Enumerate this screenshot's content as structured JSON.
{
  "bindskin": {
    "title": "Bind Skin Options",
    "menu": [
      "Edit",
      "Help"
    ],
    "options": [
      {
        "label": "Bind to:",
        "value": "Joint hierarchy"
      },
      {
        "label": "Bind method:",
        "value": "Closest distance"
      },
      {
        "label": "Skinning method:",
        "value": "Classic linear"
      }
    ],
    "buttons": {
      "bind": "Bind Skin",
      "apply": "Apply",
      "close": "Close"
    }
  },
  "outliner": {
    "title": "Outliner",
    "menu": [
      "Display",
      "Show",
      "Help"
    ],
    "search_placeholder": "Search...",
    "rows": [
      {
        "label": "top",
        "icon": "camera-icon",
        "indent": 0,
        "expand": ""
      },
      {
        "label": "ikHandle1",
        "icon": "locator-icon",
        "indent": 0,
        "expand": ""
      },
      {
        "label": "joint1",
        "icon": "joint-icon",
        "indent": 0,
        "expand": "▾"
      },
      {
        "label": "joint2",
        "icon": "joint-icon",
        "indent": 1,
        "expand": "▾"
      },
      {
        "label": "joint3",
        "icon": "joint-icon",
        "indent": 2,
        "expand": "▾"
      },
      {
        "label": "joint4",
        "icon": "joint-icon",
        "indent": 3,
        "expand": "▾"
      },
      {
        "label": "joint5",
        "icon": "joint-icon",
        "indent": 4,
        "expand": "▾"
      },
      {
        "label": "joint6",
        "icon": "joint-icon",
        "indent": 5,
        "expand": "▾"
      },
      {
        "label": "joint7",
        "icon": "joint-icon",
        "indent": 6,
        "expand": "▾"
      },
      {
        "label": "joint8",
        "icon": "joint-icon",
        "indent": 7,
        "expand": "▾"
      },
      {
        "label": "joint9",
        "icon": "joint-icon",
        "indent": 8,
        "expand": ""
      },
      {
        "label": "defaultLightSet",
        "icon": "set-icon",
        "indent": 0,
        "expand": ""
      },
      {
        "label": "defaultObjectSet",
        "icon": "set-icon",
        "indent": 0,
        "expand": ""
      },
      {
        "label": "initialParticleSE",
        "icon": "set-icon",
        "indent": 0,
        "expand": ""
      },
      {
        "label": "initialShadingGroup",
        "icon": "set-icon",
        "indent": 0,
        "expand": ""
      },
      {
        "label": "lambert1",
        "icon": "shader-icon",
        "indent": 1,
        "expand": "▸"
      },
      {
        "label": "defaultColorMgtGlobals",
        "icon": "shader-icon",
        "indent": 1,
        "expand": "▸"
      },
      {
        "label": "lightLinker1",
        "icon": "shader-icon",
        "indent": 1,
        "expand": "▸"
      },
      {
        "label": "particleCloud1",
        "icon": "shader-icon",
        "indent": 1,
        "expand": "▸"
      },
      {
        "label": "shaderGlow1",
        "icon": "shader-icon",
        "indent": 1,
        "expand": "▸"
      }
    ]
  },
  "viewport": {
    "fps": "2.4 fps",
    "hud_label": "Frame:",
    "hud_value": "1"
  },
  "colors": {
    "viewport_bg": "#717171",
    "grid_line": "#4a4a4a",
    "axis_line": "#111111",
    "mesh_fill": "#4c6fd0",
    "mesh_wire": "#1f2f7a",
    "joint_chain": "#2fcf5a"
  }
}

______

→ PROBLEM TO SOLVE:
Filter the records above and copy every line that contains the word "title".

→ RESPONSE BELOW:
    "title": "Bind Skin Options",
    "title": "Outliner",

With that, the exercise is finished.